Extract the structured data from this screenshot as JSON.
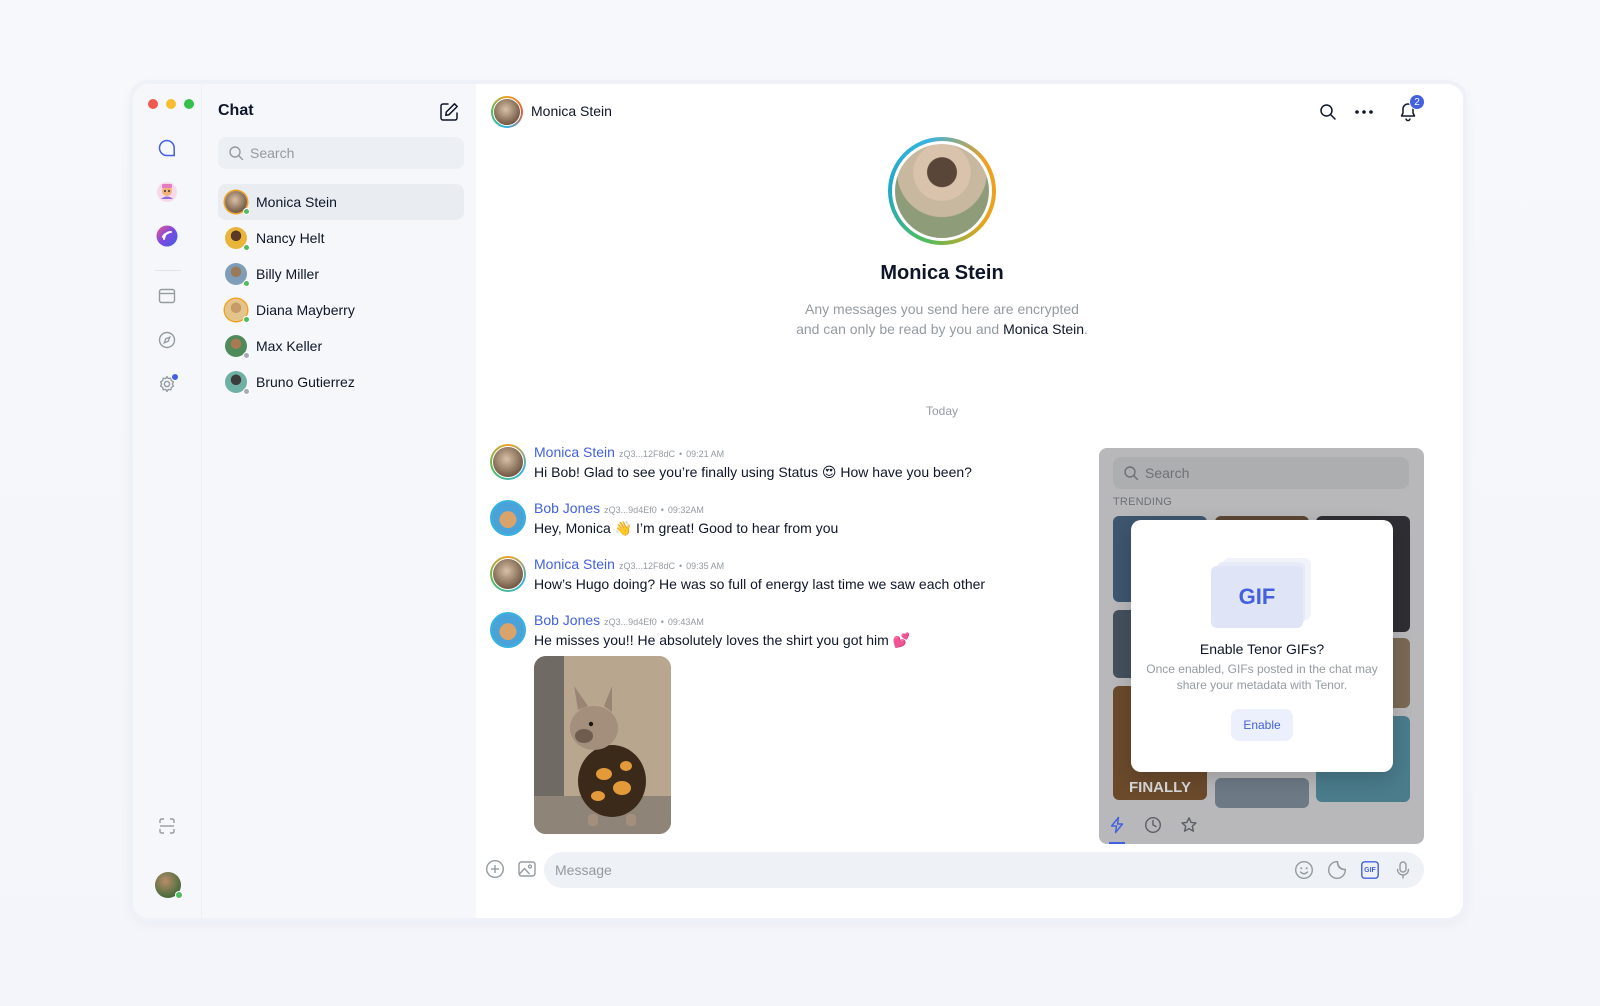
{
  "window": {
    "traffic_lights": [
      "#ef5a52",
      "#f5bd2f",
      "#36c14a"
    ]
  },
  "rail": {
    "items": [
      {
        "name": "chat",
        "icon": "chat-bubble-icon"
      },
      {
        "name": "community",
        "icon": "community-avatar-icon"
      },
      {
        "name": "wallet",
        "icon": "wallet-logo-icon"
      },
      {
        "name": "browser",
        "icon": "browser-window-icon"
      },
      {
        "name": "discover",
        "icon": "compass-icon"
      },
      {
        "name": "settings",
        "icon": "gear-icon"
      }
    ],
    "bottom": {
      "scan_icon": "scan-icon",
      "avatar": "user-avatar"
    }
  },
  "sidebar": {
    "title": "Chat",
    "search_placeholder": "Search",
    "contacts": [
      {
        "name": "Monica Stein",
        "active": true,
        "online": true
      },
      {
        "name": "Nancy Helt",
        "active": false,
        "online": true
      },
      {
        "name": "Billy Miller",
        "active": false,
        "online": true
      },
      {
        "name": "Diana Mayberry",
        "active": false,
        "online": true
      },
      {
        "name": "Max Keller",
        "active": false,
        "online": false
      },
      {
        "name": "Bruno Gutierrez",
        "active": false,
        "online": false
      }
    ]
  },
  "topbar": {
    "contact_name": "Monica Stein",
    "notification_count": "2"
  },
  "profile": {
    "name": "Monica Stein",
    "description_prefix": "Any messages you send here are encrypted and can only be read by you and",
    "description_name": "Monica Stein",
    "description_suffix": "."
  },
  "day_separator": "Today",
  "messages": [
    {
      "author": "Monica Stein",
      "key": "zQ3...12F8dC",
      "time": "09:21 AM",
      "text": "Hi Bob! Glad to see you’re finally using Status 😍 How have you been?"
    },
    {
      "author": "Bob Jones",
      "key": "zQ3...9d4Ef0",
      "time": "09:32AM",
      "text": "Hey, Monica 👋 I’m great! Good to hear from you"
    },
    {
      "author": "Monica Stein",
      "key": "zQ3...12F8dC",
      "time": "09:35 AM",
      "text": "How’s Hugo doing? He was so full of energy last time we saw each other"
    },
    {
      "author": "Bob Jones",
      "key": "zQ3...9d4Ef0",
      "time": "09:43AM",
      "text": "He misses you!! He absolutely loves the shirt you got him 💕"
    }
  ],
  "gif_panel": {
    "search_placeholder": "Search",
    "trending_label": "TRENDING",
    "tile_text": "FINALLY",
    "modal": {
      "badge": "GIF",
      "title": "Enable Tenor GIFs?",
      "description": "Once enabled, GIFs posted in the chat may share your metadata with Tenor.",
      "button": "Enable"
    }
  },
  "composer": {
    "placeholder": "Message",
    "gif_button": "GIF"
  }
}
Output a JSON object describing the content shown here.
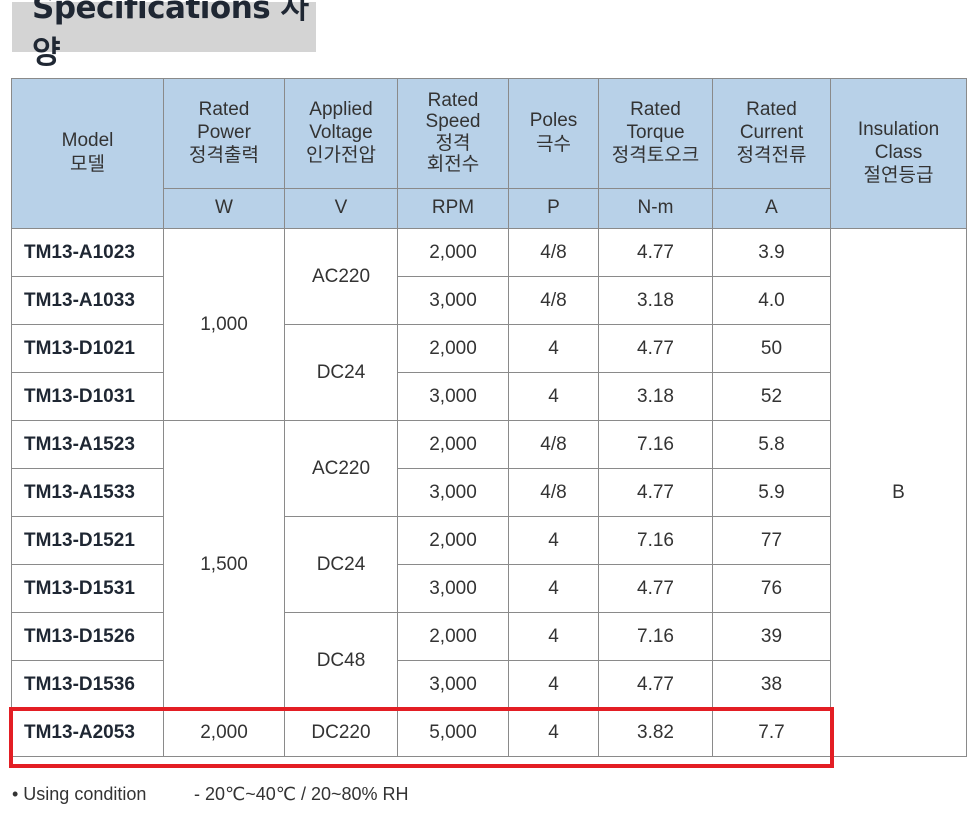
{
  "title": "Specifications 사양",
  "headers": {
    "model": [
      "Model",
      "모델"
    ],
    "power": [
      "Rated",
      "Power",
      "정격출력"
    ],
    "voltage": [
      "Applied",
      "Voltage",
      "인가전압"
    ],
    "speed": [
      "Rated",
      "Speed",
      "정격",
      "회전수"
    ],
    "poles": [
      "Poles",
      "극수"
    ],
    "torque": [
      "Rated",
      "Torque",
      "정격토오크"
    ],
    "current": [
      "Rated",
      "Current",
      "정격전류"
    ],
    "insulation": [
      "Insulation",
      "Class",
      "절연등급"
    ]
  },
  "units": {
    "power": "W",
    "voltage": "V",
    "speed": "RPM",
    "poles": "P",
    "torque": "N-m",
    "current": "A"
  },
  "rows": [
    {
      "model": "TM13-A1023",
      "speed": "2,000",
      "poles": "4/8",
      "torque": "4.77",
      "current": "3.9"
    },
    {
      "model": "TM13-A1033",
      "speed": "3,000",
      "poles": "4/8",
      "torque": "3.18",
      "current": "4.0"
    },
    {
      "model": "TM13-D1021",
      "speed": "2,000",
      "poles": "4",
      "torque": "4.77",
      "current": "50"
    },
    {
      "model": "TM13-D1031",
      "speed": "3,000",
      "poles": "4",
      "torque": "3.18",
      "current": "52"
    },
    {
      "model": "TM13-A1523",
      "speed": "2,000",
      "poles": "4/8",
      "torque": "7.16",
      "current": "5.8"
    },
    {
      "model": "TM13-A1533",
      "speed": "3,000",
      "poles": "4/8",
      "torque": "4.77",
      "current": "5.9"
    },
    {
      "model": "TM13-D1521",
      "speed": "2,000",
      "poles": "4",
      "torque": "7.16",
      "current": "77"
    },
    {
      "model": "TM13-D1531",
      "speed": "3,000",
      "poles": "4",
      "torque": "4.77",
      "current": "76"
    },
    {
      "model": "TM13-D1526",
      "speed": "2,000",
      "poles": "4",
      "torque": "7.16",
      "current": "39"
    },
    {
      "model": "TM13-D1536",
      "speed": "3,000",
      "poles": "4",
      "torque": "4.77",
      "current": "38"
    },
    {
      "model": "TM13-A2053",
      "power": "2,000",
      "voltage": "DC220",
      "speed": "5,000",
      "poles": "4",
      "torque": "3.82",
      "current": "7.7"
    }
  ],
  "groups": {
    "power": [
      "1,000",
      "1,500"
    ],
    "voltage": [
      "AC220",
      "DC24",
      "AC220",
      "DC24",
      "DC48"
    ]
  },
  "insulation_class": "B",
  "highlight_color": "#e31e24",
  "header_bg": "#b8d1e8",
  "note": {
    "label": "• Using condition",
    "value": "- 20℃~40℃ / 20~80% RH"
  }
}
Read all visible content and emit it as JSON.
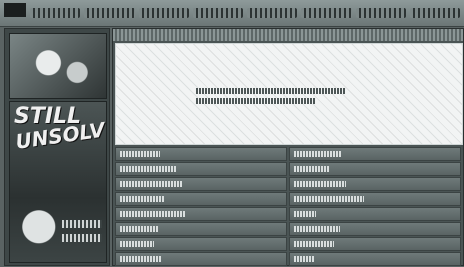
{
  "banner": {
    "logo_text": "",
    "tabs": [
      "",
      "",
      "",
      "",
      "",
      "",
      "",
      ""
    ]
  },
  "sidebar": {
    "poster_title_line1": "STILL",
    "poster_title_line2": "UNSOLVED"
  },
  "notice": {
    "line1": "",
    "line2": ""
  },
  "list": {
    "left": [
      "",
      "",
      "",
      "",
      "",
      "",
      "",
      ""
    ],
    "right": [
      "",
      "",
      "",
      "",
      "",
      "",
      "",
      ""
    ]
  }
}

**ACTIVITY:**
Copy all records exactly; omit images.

**WORKED SOLUTION:**
Extract the structured data from this screenshot as JSON.
{
  "window": {
    "traffic_lights": [
      "#ef5a52",
      "#f5bd2f",
      "#36c14a"
    ]
  },
  "rail": {
    "items": [
      {
        "name": "chat",
        "icon": "chat-bubble-icon"
      },
      {
        "name": "community",
        "icon": "community-avatar-icon"
      },
      {
        "name": "wallet",
        "icon": "wallet-logo-icon"
      },
      {
        "name": "browser",
        "icon": "browser-window-icon"
      },
      {
        "name": "discover",
        "icon": "compass-icon"
      },
      {
        "name": "settings",
        "icon": "gear-icon"
      }
    ],
    "bottom": {
      "scan_icon": "scan-icon",
      "avatar": "user-avatar"
    }
  },
  "sidebar": {
    "title": "Chat",
    "search_placeholder": "Search",
    "contacts": [
      {
        "name": "Monica Stein",
        "active": true,
        "online": true
      },
      {
        "name": "Nancy Helt",
        "active": false,
        "online": true
      },
      {
        "name": "Billy Miller",
        "active": false,
        "online": true
      },
      {
        "name": "Diana Mayberry",
        "active": false,
        "online": true
      },
      {
        "name": "Max Keller",
        "active": false,
        "online": false
      },
      {
        "name": "Bruno Gutierrez",
        "active": false,
        "online": false
      }
    ]
  },
  "topbar": {
    "contact_name": "Monica Stein",
    "notification_count": "2"
  },
  "profile": {
    "name": "Monica Stein",
    "description_prefix": "Any messages you send here are encrypted and can only be read by you and",
    "description_name": "Monica Stein",
    "description_suffix": "."
  },
  "day_separator": "Today",
  "messages": [
    {
      "author": "Monica Stein",
      "key": "zQ3...12F8dC",
      "time": "09:21 AM",
      "text": "Hi Bob! Glad to see you’re finally using Status 😍 How have you been?"
    },
    {
      "author": "Bob Jones",
      "key": "zQ3...9d4Ef0",
      "time": "09:32AM",
      "text": "Hey, Monica 👋 I’m great! Good to hear from you"
    },
    {
      "author": "Monica Stein",
      "key": "zQ3...12F8dC",
      "time": "09:35 AM",
      "text": "How’s Hugo doing? He was so full of energy last time we saw each other"
    },
    {
      "author": "Bob Jones",
      "key": "zQ3...9d4Ef0",
      "time": "09:43AM",
      "text": "He misses you!! He absolutely loves the shirt you got him 💕"
    }
  ],
  "gif_panel": {
    "search_placeholder": "Search",
    "trending_label": "TRENDING",
    "tile_text": "FINALLY",
    "modal": {
      "badge": "GIF",
      "title": "Enable Tenor GIFs?",
      "description": "Once enabled, GIFs posted in the chat may share your metadata with Tenor.",
      "button": "Enable"
    }
  },
  "composer": {
    "placeholder": "Message",
    "gif_button": "GIF"
  }
}
Output a JSON object describing the content shown here.
{
  "title": "Specifications 사양",
  "headers": {
    "model": [
      "Model",
      "모델"
    ],
    "power": [
      "Rated",
      "Power",
      "정격출력"
    ],
    "voltage": [
      "Applied",
      "Voltage",
      "인가전압"
    ],
    "speed": [
      "Rated",
      "Speed",
      "정격",
      "회전수"
    ],
    "poles": [
      "Poles",
      "극수"
    ],
    "torque": [
      "Rated",
      "Torque",
      "정격토오크"
    ],
    "current": [
      "Rated",
      "Current",
      "정격전류"
    ],
    "insulation": [
      "Insulation",
      "Class",
      "절연등급"
    ]
  },
  "units": {
    "power": "W",
    "voltage": "V",
    "speed": "RPM",
    "poles": "P",
    "torque": "N-m",
    "current": "A"
  },
  "rows": [
    {
      "model": "TM13-A1023",
      "speed": "2,000",
      "poles": "4/8",
      "torque": "4.77",
      "current": "3.9"
    },
    {
      "model": "TM13-A1033",
      "speed": "3,000",
      "poles": "4/8",
      "torque": "3.18",
      "current": "4.0"
    },
    {
      "model": "TM13-D1021",
      "speed": "2,000",
      "poles": "4",
      "torque": "4.77",
      "current": "50"
    },
    {
      "model": "TM13-D1031",
      "speed": "3,000",
      "poles": "4",
      "torque": "3.18",
      "current": "52"
    },
    {
      "model": "TM13-A1523",
      "speed": "2,000",
      "poles": "4/8",
      "torque": "7.16",
      "current": "5.8"
    },
    {
      "model": "TM13-A1533",
      "speed": "3,000",
      "poles": "4/8",
      "torque": "4.77",
      "current": "5.9"
    },
    {
      "model": "TM13-D1521",
      "speed": "2,000",
      "poles": "4",
      "torque": "7.16",
      "current": "77"
    },
    {
      "model": "TM13-D1531",
      "speed": "3,000",
      "poles": "4",
      "torque": "4.77",
      "current": "76"
    },
    {
      "model": "TM13-D1526",
      "speed": "2,000",
      "poles": "4",
      "torque": "7.16",
      "current": "39"
    },
    {
      "model": "TM13-D1536",
      "speed": "3,000",
      "poles": "4",
      "torque": "4.77",
      "current": "38"
    },
    {
      "model": "TM13-A2053",
      "power": "2,000",
      "voltage": "DC220",
      "speed": "5,000",
      "poles": "4",
      "torque": "3.82",
      "current": "7.7"
    }
  ],
  "groups": {
    "power": [
      "1,000",
      "1,500"
    ],
    "voltage": [
      "AC220",
      "DC24",
      "AC220",
      "DC24",
      "DC48"
    ]
  },
  "insulation_class": "B",
  "highlight_color": "#e31e24",
  "header_bg": "#b8d1e8",
  "note": {
    "label": "• Using condition",
    "value": "- 20℃~40℃ / 20~80% RH"
  }
}
Read all visible content and emit it as JSON.
{
  "banner": {
    "logo_text": "",
    "tabs": [
      "",
      "",
      "",
      "",
      "",
      "",
      "",
      ""
    ]
  },
  "sidebar": {
    "poster_title_line1": "STILL",
    "poster_title_line2": "UNSOLVED"
  },
  "notice": {
    "line1": "",
    "line2": ""
  },
  "list": {
    "left": [
      "",
      "",
      "",
      "",
      "",
      "",
      "",
      ""
    ],
    "right": [
      "",
      "",
      "",
      "",
      "",
      "",
      "",
      ""
    ]
  }
}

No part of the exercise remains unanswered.